Your assignment
Write the data out again exactly and in full.

Records for this task
•••••
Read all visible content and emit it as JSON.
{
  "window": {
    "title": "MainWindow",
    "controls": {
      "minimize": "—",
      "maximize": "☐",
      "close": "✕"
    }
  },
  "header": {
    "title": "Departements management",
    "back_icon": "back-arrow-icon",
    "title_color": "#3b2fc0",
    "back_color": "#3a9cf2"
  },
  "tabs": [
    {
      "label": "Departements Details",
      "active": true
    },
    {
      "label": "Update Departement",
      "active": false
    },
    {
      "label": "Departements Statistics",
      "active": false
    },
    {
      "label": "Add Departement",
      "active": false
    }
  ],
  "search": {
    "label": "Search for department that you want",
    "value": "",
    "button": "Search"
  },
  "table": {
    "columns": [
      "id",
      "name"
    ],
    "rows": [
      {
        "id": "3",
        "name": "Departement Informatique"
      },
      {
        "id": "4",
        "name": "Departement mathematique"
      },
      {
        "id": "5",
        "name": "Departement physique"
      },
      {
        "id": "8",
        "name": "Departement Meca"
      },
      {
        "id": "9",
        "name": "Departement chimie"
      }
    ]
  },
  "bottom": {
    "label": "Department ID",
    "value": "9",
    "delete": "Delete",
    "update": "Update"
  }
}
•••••
Result for this exercise
Read all visible content and emit it as JSON.
{
  "window": {
    "title": "MainWindow",
    "controls": {
      "minimize": "—",
      "maximize": "☐",
      "close": "✕"
    }
  },
  "header": {
    "title": "Departements management",
    "back_icon": "back-arrow-icon",
    "title_color": "#3b2fc0",
    "back_color": "#3a9cf2"
  },
  "tabs": [
    {
      "label": "Departements Details",
      "active": true
    },
    {
      "label": "Update Departement",
      "active": false
    },
    {
      "label": "Departements Statistics",
      "active": false
    },
    {
      "label": "Add Departement",
      "active": false
    }
  ],
  "search": {
    "label": "Search for department that you want",
    "value": "",
    "button": "Search"
  },
  "table": {
    "columns": [
      "id",
      "name"
    ],
    "rows": [
      {
        "id": "3",
        "name": "Departement Informatique"
      },
      {
        "id": "4",
        "name": "Departement mathematique"
      },
      {
        "id": "5",
        "name": "Departement physique"
      },
      {
        "id": "8",
        "name": "Departement Meca"
      },
      {
        "id": "9",
        "name": "Departement chimie"
      }
    ]
  },
  "bottom": {
    "label": "Department ID",
    "value": "9",
    "delete": "Delete",
    "update": "Update"
  }
}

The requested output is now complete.